FRESNO — The agency that operates commuter trains in the Bay Area has been selected by a consortium of Central Valley counties to orchestrate the transition of Amtrak service from the state Department of Transportation.
The San Joaquin Joint Powers Authority, representing 10 counties in the Central Valley and the East Bay, voted Friday to hire the San Joaquin Regional Rail Commission to handle the takeover of Amtrak's San Joaquin trains, which run through the valley from Sacramento and Oakland in the north to Bakersfield in the south.
A formal contract for the transition is expected to be approved by the board of the newly formed San Joaquin JPA in September.
The San Joaquin Regional Rail Commission operates the Altamont Commuter Express trains between Stockton and San Jose, and for months has been volunteering its staff to help the new valley joint powers group get started.
The Stockton-based SJRRC was chosen over a proposal by the Bay Area Rapid Transit District, which operates the BART commuter system throughout the San Francisco Bay Area. BART also provides day-to-day management for Amtrak's Capitol Corridor service between Sacramento and San Jose.

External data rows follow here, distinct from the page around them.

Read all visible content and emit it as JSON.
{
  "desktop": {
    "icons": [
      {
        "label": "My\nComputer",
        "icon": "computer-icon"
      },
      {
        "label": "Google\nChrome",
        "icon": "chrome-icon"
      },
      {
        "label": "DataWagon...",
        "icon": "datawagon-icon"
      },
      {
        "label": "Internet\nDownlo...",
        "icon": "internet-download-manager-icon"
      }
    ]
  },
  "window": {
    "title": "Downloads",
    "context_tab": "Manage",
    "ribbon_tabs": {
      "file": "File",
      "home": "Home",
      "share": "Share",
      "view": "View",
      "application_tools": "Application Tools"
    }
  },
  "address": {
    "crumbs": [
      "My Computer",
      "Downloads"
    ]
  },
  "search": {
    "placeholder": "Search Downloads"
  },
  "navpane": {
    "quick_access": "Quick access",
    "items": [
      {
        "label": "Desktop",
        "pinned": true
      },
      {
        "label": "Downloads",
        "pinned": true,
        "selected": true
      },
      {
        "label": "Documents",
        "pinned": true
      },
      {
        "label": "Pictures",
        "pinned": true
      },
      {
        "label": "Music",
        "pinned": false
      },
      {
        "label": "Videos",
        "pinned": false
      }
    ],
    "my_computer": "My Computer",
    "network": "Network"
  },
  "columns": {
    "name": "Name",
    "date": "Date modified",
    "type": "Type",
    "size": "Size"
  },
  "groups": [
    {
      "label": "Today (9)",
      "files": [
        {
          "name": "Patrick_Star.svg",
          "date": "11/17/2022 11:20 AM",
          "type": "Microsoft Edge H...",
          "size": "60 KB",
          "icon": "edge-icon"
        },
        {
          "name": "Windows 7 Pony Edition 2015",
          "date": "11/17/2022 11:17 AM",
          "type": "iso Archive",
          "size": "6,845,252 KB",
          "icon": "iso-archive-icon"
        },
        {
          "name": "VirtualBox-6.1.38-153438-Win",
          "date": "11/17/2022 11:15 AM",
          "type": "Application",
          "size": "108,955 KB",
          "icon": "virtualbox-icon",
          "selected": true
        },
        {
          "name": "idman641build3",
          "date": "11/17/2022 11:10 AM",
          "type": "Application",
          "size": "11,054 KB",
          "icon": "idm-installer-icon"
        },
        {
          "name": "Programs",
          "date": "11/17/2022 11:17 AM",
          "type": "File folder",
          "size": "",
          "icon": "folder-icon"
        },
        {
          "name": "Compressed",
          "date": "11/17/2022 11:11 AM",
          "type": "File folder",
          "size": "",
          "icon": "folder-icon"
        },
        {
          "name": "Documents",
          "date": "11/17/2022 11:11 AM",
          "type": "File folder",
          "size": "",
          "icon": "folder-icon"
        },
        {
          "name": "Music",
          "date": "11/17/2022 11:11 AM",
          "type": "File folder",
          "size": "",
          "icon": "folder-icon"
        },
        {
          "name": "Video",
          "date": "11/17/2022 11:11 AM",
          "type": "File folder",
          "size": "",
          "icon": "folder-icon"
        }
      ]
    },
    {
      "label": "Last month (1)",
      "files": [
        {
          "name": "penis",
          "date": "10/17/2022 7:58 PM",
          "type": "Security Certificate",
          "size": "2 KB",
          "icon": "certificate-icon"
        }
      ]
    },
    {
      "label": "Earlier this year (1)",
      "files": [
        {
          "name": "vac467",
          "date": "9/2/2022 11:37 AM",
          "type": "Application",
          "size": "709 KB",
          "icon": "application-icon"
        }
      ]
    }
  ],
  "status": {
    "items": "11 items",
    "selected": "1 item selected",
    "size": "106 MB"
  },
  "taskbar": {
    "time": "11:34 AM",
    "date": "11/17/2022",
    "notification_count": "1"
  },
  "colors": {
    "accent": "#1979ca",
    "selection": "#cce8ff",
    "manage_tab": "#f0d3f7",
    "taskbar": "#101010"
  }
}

The SJRRC offered a three-year contract proposal for a price of about $3.5 million, compared with BART's contract proposal of more than $3.8 million, according to Rosa Park, deputy director of the Stanislaus Council of Governments and a member of a panel that screened the two bids.
Making rail policy
The San Joaquin Joint Powers Authority was officially formed in March to take over the oversight and policy-making for the Amtrak San Joaquin Corridor. The corridor is one of the five busiest Amtrak lines in the nation, with more than 1.1 million passengers last year. The service has been under the control of Caltrans for years, and the state's subsidy of the San Joaquin trains amounted to about $90 million last year.
But leaders up and down the valley believe local control will foster improved service, even as Caltrans remains responsible for the financial subsidy.
Under Caltrans' management, the San Joaquin line grew from eight daily Amtrak passenger trains four northbound and four southbound in 1998 to 12 last year. During the same period, however, the Capitol Corridor line operated by a joint powers agency similar to the new San Joaquin Valley group increased its Amtrak service from eight daily trains to 32.
JPA members said they also want to ensure that Amtrak service to small towns up and down the valley remains vital and is not diminished as California works on developing a high-speed rail network connecting San Francisco and Los Angeles, by way of the San Joaquin Valley.
"It's not a secret we've had about our relationship we've had with high-speed rail," said Kings County Supervisor Doug Verboon, whose board is suing the California High-Speed Rail Authority to block its planned bullet-train system. "We look forward to protecting our Amtrak service in our community right now. That's our main focus, to enhance what we have now and make it better."